I could, and probably will, go on…but our next adventure is already under way. In fact, it’s right here on the work table at my elbow, screaming for attention.
See you in two weeks.
Tools and Materials Appearing in This Issue
About Franklin Habit
Designer, teacher, author and illustrator Franklin Habit is the author of It Itches: A Stash of Knitting Cartoons (Interweave Press, 2008). His next book, I Dream of Yarn: A Knit and Crochet Coloring Book will be published by Soho Publishing in June 2016.
He is the longtime proprietor of The Panopticon, one of the most popular knitting blogs on the Internet. On an average day, upwards of 2,500 readers worldwide drop in for a mix of essays, cartoons, and the continuing adventures of Dolores the Sheep.
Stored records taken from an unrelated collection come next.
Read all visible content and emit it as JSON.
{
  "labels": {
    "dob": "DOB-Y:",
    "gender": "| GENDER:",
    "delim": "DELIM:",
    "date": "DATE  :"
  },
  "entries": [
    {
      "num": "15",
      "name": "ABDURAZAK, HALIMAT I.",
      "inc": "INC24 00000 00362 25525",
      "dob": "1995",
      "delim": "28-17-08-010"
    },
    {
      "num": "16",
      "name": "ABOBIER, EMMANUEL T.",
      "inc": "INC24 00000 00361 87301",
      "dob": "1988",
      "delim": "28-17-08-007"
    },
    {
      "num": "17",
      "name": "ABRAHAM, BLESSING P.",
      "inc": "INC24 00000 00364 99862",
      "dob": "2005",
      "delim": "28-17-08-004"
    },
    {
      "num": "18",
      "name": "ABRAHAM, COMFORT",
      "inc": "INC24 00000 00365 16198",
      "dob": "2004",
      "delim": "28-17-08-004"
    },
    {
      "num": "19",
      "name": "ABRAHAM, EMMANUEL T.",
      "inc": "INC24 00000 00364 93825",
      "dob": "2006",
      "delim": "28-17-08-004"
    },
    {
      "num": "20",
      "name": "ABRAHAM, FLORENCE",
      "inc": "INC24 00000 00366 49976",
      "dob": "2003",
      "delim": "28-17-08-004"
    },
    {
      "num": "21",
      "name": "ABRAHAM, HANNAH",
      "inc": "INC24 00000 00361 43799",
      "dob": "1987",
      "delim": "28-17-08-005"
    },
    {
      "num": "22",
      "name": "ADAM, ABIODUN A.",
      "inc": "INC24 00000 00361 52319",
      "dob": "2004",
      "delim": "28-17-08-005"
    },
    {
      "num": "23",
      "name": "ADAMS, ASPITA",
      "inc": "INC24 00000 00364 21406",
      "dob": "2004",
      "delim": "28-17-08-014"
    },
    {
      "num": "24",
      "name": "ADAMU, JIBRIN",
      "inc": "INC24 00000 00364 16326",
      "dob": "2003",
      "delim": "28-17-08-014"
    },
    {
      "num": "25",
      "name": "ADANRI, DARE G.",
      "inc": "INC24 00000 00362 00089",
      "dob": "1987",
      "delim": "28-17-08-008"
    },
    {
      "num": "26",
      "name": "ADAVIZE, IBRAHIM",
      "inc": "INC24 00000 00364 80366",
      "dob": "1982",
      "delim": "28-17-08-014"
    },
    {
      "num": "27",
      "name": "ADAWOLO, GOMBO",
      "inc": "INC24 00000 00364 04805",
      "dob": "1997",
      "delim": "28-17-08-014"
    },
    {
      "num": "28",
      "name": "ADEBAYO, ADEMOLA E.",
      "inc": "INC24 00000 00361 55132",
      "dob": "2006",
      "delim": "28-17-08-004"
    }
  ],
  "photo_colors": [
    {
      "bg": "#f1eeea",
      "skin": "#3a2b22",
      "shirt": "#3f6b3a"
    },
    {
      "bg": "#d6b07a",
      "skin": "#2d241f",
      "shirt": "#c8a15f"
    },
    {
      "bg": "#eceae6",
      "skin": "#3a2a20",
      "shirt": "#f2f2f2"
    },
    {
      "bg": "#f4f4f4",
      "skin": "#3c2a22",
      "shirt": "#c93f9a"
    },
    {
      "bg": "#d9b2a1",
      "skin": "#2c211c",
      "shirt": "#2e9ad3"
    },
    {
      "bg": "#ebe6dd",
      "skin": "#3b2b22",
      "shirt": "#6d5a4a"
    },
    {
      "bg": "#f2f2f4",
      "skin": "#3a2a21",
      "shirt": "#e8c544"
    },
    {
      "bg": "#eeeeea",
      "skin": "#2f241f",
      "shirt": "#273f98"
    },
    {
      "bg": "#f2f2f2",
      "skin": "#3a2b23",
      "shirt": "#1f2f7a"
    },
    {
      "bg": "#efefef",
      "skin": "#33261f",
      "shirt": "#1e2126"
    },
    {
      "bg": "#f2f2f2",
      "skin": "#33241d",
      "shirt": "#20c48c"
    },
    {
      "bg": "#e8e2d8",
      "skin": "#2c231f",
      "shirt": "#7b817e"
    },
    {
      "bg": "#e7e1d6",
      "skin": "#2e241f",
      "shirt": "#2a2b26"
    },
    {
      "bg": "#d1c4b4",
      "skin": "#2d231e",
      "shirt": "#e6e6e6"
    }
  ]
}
Franklin’s varied experience in the fiber world includes contributions of writing and design to Vogue Knitting, Yarn Market News, Interweave Knits, Interweave Crochet, PieceWork, Twist Collective; and a regular columns and cartoons for Knitty.com, PLY Magazine, Lion Brand Yarns, and Skacel Collection. Many of his independently published designs are available via Ravelry.com.
He travels constantly to teach knitters at shops and guilds across the country and internationally; and has been a popular member of the faculties of such festivals as Vogue Knitting Live!, STITCHES Events, Squam Arts Workshops, Sock Summit, and the Madrona Fiber Arts Winter Retreat.
Franklin lives in Chicago, Illinois, cohabiting shamelessly with 15,000 books, a Schacht spinning wheel, two looms, and a colony of yarn that multiplies whenever his back is turned.